Photo courtesy Ghost city tours Savannah

Shopping on Whitaker Street

I had a long list of shops to visit but there was so much to see in Savannah that we only hit a few on my list.

I also had an impatient husband on my hands, so that curbed my shop time considerably.  To maximize my ratio of shops per minute, we hit Whitaker Street which had some neat shops I'd researched in advance.

I had 10 hurried minutes inside One Fish Two Fish:
Like a stealthy hunter, I saw my prey at once: I bought a small starburst mirror from the wall but should have come home with a whole lot more.

Also on Whitaker Street, we visited NumberFourEleven (a monogram shop), which I really loved:

I am still kicking myself for not buying a John Robshaw duvet cover I saw on sale there.

Next was LaPaperie, which had a beautiful selection of cards and stationary:

And of course, I hit Circa Lighting.  The Savannah store is larger than the one in Charleston!  And fortunately they have a "husband station" at the back (sofa and TV), so I had a little more time to look here:

The staff at both Circa Lighting stores I visited were so friendly!  I was impressed.  And I do regret that I didn't buy another fixture.  I do love my Dauphine lamp that I bought in Charleston and blogged about here.  I will have to post about it soon, as it's now sitting on my sideboard at home and I totally love it!

We also visited ShopSCAD, the Savannah College of Art and Design shop downtown:

SCAD has purchased and renovated many historic buildings in Savannah and has a very large and positive presence in the city!

Lunch at Collins Quarter

It sounds crazy, but our favorite part of Savannah was eating an amazing late lunch at Collins Quarter, a very busy local spot with a fabulous simple menu.

We had an awesome meal and my first ever almond milk latte, which was divine!
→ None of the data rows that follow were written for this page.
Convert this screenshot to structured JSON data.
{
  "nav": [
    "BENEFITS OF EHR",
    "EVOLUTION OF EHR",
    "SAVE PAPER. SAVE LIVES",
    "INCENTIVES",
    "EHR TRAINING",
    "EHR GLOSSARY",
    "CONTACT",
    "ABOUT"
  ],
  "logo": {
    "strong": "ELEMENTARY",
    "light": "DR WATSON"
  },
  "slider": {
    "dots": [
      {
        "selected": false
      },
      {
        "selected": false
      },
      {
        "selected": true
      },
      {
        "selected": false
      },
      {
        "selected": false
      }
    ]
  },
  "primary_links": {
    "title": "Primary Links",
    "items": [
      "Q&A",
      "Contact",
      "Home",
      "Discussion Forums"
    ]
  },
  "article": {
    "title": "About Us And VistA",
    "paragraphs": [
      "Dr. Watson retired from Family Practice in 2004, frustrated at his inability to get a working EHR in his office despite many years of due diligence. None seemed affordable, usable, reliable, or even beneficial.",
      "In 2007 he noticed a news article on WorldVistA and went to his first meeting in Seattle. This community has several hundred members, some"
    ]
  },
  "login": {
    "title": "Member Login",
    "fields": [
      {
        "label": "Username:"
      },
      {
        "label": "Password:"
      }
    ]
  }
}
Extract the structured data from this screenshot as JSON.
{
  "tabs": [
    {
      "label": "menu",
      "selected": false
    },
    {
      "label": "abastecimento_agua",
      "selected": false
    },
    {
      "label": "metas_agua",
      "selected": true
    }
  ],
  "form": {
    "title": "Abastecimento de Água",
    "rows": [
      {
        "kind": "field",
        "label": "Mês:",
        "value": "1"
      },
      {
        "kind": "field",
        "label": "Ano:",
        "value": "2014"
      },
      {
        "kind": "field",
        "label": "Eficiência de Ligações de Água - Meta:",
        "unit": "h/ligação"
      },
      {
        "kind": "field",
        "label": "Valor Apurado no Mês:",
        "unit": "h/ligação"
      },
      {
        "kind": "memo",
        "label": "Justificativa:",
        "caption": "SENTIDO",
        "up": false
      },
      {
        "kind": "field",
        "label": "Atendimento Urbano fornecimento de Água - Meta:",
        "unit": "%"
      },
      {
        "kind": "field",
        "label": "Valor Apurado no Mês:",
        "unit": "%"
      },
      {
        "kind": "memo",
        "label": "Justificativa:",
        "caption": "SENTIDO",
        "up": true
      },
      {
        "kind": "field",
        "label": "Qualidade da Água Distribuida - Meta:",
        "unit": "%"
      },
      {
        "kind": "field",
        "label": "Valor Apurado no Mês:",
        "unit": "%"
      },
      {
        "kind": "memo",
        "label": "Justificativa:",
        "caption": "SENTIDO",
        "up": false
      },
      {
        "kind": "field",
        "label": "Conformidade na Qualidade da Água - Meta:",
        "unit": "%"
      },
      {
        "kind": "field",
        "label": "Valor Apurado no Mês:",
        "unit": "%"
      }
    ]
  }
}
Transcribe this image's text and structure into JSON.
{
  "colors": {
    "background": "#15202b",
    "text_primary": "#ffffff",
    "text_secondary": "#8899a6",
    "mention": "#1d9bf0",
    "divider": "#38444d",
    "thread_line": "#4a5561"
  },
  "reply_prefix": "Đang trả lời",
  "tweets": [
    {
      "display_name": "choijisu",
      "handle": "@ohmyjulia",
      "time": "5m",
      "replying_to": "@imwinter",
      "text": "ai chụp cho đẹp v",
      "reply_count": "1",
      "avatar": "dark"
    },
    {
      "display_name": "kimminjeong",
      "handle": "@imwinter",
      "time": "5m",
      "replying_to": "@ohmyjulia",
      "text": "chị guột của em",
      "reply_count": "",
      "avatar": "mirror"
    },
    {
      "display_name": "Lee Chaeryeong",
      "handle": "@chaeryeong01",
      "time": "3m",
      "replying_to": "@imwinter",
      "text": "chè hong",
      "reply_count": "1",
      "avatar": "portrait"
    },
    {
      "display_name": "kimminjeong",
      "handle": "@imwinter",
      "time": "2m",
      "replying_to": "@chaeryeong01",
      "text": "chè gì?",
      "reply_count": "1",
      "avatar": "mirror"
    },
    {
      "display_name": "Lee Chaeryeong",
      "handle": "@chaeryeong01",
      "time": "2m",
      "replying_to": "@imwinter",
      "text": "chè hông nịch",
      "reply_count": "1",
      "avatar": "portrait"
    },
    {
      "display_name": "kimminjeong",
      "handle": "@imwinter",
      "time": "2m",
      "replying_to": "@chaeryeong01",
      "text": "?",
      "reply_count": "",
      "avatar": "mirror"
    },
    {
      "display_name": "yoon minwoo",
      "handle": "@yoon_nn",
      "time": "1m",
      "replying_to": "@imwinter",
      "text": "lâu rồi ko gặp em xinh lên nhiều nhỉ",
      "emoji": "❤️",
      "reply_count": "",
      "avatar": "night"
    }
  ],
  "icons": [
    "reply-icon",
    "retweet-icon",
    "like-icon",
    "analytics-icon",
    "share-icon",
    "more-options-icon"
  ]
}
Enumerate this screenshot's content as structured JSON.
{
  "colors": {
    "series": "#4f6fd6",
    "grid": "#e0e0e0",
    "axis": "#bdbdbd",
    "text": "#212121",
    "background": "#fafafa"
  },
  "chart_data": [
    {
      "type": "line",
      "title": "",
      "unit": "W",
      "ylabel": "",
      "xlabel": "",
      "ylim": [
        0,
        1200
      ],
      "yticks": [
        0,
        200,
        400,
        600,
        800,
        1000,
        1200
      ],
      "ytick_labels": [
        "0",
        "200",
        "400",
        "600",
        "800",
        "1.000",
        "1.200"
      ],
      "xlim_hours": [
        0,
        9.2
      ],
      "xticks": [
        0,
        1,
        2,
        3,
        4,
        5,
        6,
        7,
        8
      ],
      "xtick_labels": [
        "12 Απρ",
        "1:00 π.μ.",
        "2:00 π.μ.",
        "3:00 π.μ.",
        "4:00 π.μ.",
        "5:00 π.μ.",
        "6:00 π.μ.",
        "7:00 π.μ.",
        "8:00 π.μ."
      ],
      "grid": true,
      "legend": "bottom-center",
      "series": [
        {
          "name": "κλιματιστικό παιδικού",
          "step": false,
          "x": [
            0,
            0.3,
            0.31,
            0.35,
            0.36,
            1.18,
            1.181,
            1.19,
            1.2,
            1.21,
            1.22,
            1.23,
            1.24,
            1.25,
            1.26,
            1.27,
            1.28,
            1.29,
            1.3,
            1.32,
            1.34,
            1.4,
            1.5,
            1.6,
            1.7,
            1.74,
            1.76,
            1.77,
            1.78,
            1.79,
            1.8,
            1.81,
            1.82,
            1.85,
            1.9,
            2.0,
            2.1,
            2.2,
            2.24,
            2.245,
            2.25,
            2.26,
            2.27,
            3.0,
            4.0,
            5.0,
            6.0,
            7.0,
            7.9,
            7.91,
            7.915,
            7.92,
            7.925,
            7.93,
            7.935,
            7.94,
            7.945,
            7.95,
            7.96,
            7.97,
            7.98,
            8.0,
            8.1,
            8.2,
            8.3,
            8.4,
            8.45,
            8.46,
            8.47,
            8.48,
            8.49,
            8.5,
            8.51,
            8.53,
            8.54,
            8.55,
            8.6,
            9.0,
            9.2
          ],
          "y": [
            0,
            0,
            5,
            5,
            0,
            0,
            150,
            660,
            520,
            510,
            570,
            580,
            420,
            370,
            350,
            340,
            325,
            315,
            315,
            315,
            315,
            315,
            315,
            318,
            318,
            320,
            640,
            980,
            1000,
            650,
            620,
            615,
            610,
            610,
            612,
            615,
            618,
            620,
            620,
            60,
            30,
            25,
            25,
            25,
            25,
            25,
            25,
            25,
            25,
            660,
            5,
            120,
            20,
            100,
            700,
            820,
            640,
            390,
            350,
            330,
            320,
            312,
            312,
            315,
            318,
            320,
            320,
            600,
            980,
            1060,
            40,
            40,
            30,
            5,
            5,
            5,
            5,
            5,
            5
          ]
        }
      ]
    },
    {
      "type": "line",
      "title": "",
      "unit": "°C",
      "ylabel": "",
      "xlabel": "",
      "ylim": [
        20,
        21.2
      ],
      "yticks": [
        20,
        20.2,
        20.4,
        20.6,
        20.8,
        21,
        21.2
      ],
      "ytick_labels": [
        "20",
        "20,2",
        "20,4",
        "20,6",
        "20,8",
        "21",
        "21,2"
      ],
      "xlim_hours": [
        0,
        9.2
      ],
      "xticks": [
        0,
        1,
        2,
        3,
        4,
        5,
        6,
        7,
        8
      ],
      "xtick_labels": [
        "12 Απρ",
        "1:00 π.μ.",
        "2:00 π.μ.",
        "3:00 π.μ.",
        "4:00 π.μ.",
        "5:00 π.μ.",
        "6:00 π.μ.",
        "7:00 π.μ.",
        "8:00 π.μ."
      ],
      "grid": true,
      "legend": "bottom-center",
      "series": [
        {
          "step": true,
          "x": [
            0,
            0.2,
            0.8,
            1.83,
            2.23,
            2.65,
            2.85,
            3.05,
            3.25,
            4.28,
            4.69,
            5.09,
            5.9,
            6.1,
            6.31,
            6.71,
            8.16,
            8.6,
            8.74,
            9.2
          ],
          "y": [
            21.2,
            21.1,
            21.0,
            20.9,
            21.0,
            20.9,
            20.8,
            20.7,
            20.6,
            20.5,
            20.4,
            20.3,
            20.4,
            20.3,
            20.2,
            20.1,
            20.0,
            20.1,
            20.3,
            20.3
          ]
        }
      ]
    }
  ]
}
And then we just sat and people-watched for a while!

Hilton Head Island

The day after Savannah we went on a short country drive and ended up on Hilton Head Island.  We drove around and saw a lot of trees and gated communities (called "Plantations") and not much else.  

So it is not for the casual traveller who arrives unannounced!  There seemed to be nothing to do!  

We didn't do our research to realize that you can't visit the charming Harbour Town on Hilton Head without parking your car and taking a bus.  We were too late in the day for that, so instead we visited the public beach, which was lovely!

Naturally we took some selfies:

On the way home we got some groceries and noticed this cake:
Happy Fall Y'All.  Everyone calls you "y'all" in the south!

Hunting Island Lighthouse

On our last day, we visited Hunting Island State Park (which we'd been driving by every day as it's right near Fripp) and toured the lovely lighthouse:

Fabulous views after a long walk up:
I really, really hate heights.

And that, my friends, is the end.

Sunrise on Fripp Island, early in the morning as we were leaving for the airport:

All in all it was a wonderful, relaxing and interesting honeymoon!

We can't wait to go back!